### WHAT YOU NEED TO DO
Your answer must consist of every line from the data below that includes the word "this".

============

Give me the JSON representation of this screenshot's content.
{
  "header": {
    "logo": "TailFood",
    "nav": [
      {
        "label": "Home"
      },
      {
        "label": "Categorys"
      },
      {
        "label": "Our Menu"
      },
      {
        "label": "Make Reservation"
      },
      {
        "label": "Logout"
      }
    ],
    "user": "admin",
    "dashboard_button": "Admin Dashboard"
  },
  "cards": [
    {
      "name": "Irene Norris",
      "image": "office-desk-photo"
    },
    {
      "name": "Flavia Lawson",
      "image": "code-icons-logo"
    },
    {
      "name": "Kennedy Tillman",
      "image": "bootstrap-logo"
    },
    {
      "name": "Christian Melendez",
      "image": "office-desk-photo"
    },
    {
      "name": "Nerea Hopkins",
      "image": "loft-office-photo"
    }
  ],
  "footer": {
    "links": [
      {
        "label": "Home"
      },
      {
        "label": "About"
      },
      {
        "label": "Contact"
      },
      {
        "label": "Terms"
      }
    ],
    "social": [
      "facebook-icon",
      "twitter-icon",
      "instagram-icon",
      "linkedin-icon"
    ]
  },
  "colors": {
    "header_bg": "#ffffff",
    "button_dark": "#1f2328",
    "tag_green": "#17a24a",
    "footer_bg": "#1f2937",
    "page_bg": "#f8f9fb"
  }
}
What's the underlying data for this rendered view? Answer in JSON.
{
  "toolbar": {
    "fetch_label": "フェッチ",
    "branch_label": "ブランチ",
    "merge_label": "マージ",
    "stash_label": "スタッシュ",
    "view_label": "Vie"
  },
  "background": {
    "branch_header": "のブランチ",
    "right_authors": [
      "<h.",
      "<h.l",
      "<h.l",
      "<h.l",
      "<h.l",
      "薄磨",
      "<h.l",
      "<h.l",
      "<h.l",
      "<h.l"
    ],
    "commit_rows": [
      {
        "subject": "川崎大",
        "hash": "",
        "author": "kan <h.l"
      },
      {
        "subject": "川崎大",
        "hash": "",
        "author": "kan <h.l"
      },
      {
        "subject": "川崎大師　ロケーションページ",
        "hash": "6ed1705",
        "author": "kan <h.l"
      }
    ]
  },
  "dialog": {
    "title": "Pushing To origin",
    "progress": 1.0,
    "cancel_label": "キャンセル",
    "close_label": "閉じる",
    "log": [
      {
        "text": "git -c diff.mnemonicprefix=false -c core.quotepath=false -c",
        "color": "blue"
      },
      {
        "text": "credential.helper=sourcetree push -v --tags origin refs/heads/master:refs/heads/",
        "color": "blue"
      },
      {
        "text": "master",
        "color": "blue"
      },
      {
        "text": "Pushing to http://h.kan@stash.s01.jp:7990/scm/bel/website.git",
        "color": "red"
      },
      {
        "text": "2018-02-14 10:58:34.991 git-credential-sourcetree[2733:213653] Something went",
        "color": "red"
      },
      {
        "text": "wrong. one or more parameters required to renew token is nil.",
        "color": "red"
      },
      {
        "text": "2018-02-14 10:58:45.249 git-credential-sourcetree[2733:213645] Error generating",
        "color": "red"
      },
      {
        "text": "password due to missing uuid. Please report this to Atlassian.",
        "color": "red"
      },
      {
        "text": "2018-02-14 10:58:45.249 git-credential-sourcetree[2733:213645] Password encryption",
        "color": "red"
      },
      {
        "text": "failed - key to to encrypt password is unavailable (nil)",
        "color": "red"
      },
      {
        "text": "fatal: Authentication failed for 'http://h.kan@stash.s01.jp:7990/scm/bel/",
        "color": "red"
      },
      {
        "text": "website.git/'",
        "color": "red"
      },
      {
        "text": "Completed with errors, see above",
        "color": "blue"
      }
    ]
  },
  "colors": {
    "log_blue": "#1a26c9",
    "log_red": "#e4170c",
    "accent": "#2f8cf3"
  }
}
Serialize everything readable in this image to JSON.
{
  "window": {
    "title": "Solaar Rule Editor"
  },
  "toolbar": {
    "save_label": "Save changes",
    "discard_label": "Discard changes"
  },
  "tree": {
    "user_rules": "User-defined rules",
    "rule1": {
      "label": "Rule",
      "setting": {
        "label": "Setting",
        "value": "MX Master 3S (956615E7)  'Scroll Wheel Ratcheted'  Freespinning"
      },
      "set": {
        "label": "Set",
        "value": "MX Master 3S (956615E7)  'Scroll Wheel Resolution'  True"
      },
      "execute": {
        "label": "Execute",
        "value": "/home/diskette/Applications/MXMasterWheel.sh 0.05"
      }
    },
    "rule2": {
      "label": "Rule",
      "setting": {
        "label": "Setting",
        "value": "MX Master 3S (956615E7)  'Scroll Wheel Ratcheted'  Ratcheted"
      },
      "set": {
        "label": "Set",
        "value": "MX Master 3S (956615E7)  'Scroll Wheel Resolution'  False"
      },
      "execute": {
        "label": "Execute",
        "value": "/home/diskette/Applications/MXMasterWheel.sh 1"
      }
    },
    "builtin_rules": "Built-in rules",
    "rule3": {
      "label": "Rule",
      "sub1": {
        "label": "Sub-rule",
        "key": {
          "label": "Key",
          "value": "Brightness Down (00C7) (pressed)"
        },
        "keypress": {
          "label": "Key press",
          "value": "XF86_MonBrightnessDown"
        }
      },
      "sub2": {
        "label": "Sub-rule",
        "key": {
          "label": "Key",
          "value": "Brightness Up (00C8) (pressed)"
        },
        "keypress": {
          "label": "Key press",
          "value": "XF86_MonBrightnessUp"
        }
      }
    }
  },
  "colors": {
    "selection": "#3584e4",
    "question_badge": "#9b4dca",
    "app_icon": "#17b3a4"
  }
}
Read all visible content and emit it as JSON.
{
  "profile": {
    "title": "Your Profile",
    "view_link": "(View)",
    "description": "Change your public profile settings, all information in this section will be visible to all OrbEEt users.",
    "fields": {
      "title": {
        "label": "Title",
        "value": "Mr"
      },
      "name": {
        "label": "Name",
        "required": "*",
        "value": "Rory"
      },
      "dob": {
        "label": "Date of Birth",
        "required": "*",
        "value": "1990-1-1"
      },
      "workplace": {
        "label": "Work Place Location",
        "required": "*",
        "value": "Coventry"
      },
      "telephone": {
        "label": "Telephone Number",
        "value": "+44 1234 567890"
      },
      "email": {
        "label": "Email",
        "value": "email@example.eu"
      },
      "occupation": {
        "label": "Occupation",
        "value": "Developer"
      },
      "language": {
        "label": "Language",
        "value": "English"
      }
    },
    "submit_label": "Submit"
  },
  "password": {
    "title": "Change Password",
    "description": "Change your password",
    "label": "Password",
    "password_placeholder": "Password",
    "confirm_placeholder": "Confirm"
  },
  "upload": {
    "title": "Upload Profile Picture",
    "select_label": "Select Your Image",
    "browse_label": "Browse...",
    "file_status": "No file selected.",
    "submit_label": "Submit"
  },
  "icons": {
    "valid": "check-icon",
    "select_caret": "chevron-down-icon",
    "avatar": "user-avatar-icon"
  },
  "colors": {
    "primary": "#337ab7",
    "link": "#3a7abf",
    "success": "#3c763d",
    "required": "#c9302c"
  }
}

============

### EXERCISE SOLUTION
Give me the JSON representation of this screenshot's content.
What's the underlying data for this rendered view? Answer in JSON.
        "text": "password due to missing uuid. Please report this to Atlassian.",
Serialize everything readable in this image to JSON.
    "description": "Change your public profile settings, all information in this section will be visible to all OrbEEt users.",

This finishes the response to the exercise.